The grace and peace of the Lord be with you by the mercy of God and the victory of Christ.

Leisure to write would not have weighed as an argument to persuade me, any more than good advice, unless it had seemed right to deplore in a few words the unhappy lot of this excellent brother, which some friends of undoubted faith and credit have represented to me by letter. For whether you bear with me in my grief and sympathy, or whether I further him in his suit, I could not refrain from writing. The disposition and manners of the man I had known while he lived with us in France. He so conducted himself as to be beloved among the men of our profession, if any one was. Esteemed as such among men who were endowed with some degree of authority, and so as to be neither a shame nor a disgrace to them. At length, when he could no longer bow the neck to that voluntary bondage which even yet we bear, he departed to take up his residence with you, having no prospect of return. But, as the matter stands, it fell out, contrary to his expectation, like the shifting scene of a play, and he could find no settled abode whither he might betake himself. Thither, also, as I hear, he had hastened on account of his straitened means and household matters, that he might have the benefit of the assistance of friends whom himself had formerly assisted, until better times should come. Now, observe how far more powerful is calumny than truth. Some inconsiderate person, I know not who, among your people, whom I certainly do not presume to suspect of malevolence, had so prepossessed the ears of every one with his invectives, that they were shut to all explanation.
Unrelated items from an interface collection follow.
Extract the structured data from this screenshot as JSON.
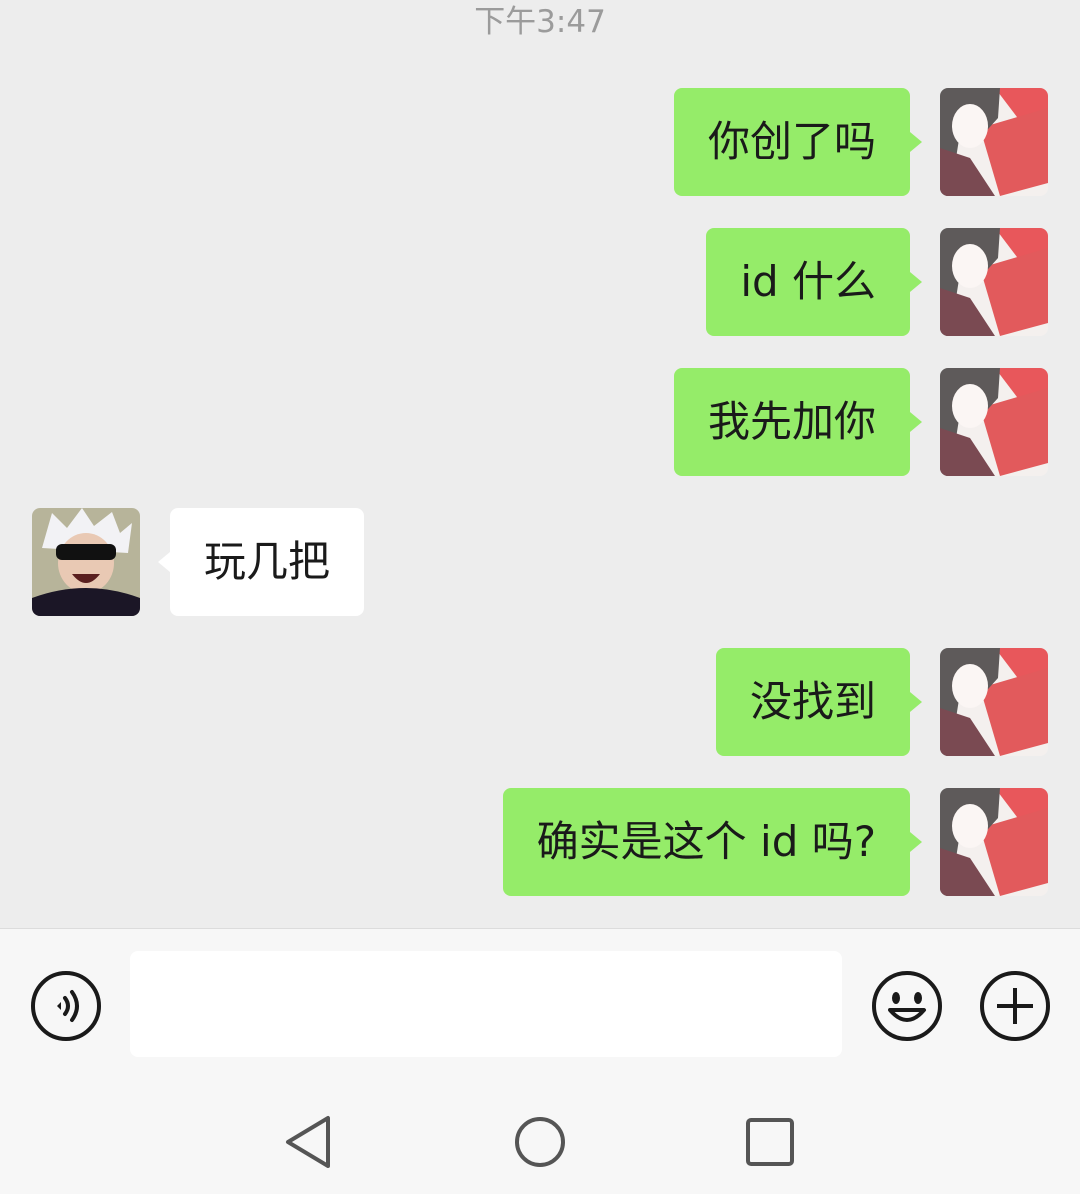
{
  "timestamp": "下午3:47",
  "messages": [
    {
      "side": "me",
      "text": "你创了吗"
    },
    {
      "side": "me",
      "text": "id 什么"
    },
    {
      "side": "me",
      "text": "我先加你"
    },
    {
      "side": "them",
      "text": "玩几把"
    },
    {
      "side": "me",
      "text": "没找到"
    },
    {
      "side": "me",
      "text": "确实是这个 id 吗?"
    }
  ],
  "input": {
    "value": "",
    "placeholder": ""
  },
  "icons": {
    "voice": "voice-icon",
    "emoji": "emoji-icon",
    "plus": "plus-icon",
    "back": "nav-back-icon",
    "home": "nav-home-icon",
    "recents": "nav-recents-icon"
  },
  "colors": {
    "sent_bubble": "#95ec69",
    "received_bubble": "#ffffff",
    "chat_background": "#ededed"
  }
}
There was, therefore, not a single person from whom he could extract a penny. Probably it was not intended by the person, whoever he was, who kindled the sparks of this tragedy, to destroy the character of a harmless individual. Nevertheless, however that may be, I can neither excuse him nor apologize to him, and do not hesitate to assert that he has been in error, to the great hardship and calamity of this individual. They cast upon him these reproaches, as is said, because he had fallen under suspicion of Anabaptism. Strange, indeed, unless the person was outrageously suspicious who spun out this conjecture from so slender evidence. In conversation I drew him intentionally to speak of this sacrament. He agreed in express terms so entirely with myself, that never have I met with any one who professed the truth upon this point more frankly. Meanwhile he suffers notwithstanding, nor does there appear any probability that these sinister rumours, which have already obtained a certain degree of credit, will soon be suppressed.

I intreat of you, Master Bucer, if my prayers—if my tears, are of any avail, that you would compassionate and help him in his wretchedness. The poor are left in a special manner to your care—you are the helper of the orphan. Suffer him not to be reduced to such necessity as to be driven to extremity. You can help him, if you choose, in some one way or other, but rather do so yourself, according to your own discretion. I could not, however, hold my hand from going even beyond the bounds of ordinary restraint in supporting the cause of this individual. These for the present.

—Most learned sir, farewell.

Thine from my heart,